Task requirements: Make an exact copy of the entries below.
[Start of Attachment]
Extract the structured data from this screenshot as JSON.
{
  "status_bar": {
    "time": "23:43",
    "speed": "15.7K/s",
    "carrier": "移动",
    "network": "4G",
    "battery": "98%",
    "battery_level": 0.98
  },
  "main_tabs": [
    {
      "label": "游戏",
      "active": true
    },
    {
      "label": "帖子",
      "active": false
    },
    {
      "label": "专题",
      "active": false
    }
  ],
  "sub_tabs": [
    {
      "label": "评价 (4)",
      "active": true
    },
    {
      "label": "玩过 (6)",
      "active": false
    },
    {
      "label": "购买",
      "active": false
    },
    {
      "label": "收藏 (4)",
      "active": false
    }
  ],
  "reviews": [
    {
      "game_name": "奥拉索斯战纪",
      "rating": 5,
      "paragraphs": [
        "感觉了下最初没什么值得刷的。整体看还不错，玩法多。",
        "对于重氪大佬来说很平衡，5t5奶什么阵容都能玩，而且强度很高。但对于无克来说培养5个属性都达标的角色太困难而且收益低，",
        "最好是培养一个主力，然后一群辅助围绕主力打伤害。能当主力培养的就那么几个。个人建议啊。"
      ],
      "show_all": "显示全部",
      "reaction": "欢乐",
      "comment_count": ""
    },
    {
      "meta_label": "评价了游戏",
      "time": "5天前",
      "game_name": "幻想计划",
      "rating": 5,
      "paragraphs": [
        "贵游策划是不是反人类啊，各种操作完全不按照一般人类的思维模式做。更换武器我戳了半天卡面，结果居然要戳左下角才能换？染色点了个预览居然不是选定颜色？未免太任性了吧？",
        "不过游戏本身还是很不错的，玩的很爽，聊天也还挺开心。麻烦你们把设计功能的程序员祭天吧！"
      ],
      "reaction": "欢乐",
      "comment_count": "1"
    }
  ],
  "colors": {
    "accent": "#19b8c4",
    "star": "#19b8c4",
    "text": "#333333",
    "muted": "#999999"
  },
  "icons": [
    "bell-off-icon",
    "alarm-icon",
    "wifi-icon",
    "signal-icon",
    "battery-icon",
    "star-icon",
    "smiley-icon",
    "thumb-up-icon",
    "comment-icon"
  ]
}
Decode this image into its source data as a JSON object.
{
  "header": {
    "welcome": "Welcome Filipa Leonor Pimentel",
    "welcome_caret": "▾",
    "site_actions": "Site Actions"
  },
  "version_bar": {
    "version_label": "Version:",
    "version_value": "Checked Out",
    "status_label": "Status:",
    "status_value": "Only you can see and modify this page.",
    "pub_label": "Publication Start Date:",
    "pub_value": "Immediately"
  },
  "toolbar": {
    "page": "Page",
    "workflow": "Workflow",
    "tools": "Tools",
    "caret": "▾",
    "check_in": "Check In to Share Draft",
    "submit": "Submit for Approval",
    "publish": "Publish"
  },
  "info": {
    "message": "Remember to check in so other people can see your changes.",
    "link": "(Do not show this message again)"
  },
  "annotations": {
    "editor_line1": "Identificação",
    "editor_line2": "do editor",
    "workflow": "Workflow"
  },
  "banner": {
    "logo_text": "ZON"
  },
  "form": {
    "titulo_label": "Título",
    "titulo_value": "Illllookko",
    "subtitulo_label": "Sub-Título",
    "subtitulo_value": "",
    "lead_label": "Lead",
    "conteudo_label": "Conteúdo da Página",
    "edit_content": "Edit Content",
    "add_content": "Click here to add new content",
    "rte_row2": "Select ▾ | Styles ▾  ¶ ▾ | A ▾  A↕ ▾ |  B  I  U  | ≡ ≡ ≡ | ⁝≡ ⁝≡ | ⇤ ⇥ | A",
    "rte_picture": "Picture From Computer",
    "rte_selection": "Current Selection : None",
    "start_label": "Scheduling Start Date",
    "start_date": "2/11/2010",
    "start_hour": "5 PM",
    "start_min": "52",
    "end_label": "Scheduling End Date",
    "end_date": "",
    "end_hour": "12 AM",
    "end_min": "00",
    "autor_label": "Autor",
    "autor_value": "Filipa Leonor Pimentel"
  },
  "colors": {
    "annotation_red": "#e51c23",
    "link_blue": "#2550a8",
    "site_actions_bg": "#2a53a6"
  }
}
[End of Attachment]
Answer below:
Extract the structured data from this screenshot as JSON.
{
  "status_bar": {
    "time": "23:43",
    "speed": "15.7K/s",
    "carrier": "移动",
    "network": "4G",
    "battery": "98%",
    "battery_level": 0.98
  },
  "main_tabs": [
    {
      "label": "游戏",
      "active": true
    },
    {
      "label": "帖子",
      "active": false
    },
    {
      "label": "专题",
      "active": false
    }
  ],
  "sub_tabs": [
    {
      "label": "评价 (4)",
      "active": true
    },
    {
      "label": "玩过 (6)",
      "active": false
    },
    {
      "label": "购买",
      "active": false
    },
    {
      "label": "收藏 (4)",
      "active": false
    }
  ],
  "reviews": [
    {
      "game_name": "奥拉索斯战纪",
      "rating": 5,
      "paragraphs": [
        "感觉了下最初没什么值得刷的。整体看还不错，玩法多。",
        "对于重氪大佬来说很平衡，5t5奶什么阵容都能玩，而且强度很高。但对于无克来说培养5个属性都达标的角色太困难而且收益低，",
        "最好是培养一个主力，然后一群辅助围绕主力打伤害。能当主力培养的就那么几个。个人建议啊。"
      ],
      "show_all": "显示全部",
      "reaction": "欢乐",
      "comment_count": ""
    },
    {
      "meta_label": "评价了游戏",
      "time": "5天前",
      "game_name": "幻想计划",
      "rating": 5,
      "paragraphs": [
        "贵游策划是不是反人类啊，各种操作完全不按照一般人类的思维模式做。更换武器我戳了半天卡面，结果居然要戳左下角才能换？染色点了个预览居然不是选定颜色？未免太任性了吧？",
        "不过游戏本身还是很不错的，玩的很爽，聊天也还挺开心。麻烦你们把设计功能的程序员祭天吧！"
      ],
      "reaction": "欢乐",
      "comment_count": "1"
    }
  ],
  "colors": {
    "accent": "#19b8c4",
    "star": "#19b8c4",
    "text": "#333333",
    "muted": "#999999"
  },
  "icons": [
    "bell-off-icon",
    "alarm-icon",
    "wifi-icon",
    "signal-icon",
    "battery-icon",
    "star-icon",
    "smiley-icon",
    "thumb-up-icon",
    "comment-icon"
  ]
}
Decode this image into its source data as a JSON object.
{
  "header": {
    "welcome": "Welcome Filipa Leonor Pimentel",
    "welcome_caret": "▾",
    "site_actions": "Site Actions"
  },
  "version_bar": {
    "version_label": "Version:",
    "version_value": "Checked Out",
    "status_label": "Status:",
    "status_value": "Only you can see and modify this page.",
    "pub_label": "Publication Start Date:",
    "pub_value": "Immediately"
  },
  "toolbar": {
    "page": "Page",
    "workflow": "Workflow",
    "tools": "Tools",
    "caret": "▾",
    "check_in": "Check In to Share Draft",
    "submit": "Submit for Approval",
    "publish": "Publish"
  },
  "info": {
    "message": "Remember to check in so other people can see your changes.",
    "link": "(Do not show this message again)"
  },
  "annotations": {
    "editor_line1": "Identificação",
    "editor_line2": "do editor",
    "workflow": "Workflow"
  },
  "banner": {
    "logo_text": "ZON"
  },
  "form": {
    "titulo_label": "Título",
    "titulo_value": "Illllookko",
    "subtitulo_label": "Sub-Título",
    "subtitulo_value": "",
    "lead_label": "Lead",
    "conteudo_label": "Conteúdo da Página",
    "edit_content": "Edit Content",
    "add_content": "Click here to add new content",
    "rte_row2": "Select ▾ | Styles ▾  ¶ ▾ | A ▾  A↕ ▾ |  B  I  U  | ≡ ≡ ≡ | ⁝≡ ⁝≡ | ⇤ ⇥ | A",
    "rte_picture": "Picture From Computer",
    "rte_selection": "Current Selection : None",
    "start_label": "Scheduling Start Date",
    "start_date": "2/11/2010",
    "start_hour": "5 PM",
    "start_min": "52",
    "end_label": "Scheduling End Date",
    "end_date": "",
    "end_hour": "12 AM",
    "end_min": "00",
    "autor_label": "Autor",
    "autor_value": "Filipa Leonor Pimentel"
  },
  "colors": {
    "annotation_red": "#e51c23",
    "link_blue": "#2550a8",
    "site_actions_bg": "#2a53a6"
  }
}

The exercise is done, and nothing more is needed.